By way of perspective, over 30 countries and regions across the world have a self-declaration system, I understand, starting with Argentina in 2012.   Over a quarter of a billion people now live in areas where you can self-declare, and the UK already accepts the GRC’s from those countries.  Ireland, which is fairly comparable to the UK, brought in the system in 2015 and in their first two years they had an additional total of 277 people, which is a small number in the scheme of things.  Thank you to Guardian’s “Today in Focus” podcast “Why is Scotland’s gender reform bill so contentious?” for those stats.  Listen to the whole thing here.

The final area I want to look at is Conversion Therapy.  I’ve written a lot of words about this over the months, but finally the UK Government have confirmed that they intend to bring in a total ban on CT that also includes trans* people.  In the past they got cold feet about that, but now it seems their tune is changing.  I ought to be celebrating, but this Government are so cynical and untrustworthy that until the Bill has been passed, I will remain cautious.  I am particularly cynical because it was announced so shortly after the Section 35 ruling, so it sounds like a sop to the trans* community.  Another reason for caution is that we are not that far from a General Election, so it could be one of those bills that takes its time passing through the Parliamentary stages and then gets dumped at the end when the election is called and they have to rush important legislation through Parliament before it is closed while the Election takes place.  Regardless, CT must be stopped because the damage it does is inexcusable and runs totally counter to the teachings of the Bible.

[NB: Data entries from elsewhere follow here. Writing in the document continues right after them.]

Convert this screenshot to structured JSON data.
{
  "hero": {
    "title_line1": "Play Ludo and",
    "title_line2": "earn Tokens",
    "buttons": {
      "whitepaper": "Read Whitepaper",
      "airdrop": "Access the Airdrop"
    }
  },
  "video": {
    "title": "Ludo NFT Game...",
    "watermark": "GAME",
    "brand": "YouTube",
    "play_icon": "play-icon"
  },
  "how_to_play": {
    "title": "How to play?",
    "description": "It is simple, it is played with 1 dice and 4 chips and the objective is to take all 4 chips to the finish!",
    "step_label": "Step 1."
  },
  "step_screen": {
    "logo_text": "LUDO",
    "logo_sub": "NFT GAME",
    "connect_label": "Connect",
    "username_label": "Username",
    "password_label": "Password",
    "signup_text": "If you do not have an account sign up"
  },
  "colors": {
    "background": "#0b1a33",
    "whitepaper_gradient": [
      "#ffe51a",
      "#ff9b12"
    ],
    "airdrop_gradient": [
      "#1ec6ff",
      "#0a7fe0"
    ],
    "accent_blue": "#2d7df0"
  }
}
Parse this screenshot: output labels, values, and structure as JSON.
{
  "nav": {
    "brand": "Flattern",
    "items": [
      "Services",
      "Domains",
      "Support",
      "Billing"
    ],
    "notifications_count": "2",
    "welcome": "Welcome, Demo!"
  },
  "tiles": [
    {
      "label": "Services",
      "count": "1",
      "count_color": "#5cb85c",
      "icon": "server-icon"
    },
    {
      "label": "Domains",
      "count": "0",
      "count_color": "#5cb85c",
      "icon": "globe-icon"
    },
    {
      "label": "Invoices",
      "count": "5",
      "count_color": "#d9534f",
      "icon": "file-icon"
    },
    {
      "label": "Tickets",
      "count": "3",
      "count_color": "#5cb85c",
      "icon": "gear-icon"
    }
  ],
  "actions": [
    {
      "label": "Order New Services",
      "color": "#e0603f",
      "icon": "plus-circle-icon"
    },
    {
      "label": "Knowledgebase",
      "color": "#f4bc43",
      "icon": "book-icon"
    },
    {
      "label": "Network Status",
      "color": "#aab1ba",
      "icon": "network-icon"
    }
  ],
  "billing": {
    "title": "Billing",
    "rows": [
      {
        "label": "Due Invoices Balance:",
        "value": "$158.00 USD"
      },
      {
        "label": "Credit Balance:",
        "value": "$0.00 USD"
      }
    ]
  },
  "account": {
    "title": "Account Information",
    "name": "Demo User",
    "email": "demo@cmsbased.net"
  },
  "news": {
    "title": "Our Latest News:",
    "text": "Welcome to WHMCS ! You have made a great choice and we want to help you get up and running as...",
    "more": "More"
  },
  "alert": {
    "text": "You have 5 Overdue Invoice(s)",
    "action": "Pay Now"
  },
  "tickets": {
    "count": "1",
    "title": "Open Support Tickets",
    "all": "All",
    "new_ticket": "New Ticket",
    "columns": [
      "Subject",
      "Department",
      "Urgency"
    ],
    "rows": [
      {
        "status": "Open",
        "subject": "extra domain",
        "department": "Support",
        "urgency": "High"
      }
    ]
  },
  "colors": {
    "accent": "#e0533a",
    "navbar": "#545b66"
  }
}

As I finish, I want to mention that as I am on the mailing list of Stonewall, they sent me a newsletter last week, and in that was a link to a video about CT.  I wondered whether to include it, but felt in the end, it was right.  If you have been through CT of any sort, please give it a miss as I don’t want to trigger bad memories.  This is really an educational tool directed at those of us who haven’t, and for those who still think Conversion Therapy may be appropriate.  You can see a depiction of what CT is really like, here.  Parts of it reminded me of the experiences Vicky Beeching described in “Undivided: Coming Out, Becoming Whole, and Living Free from Shame” where she described forced healings/exorcism in her teenaged years.  If you haven’t read it, correct that mistake!  However, I have read and heard many other people echoing identical experiences, so the video depicts a very typical experience, and we need to stop it, because it deeply troubles Jesus, and makes him weep for the victims.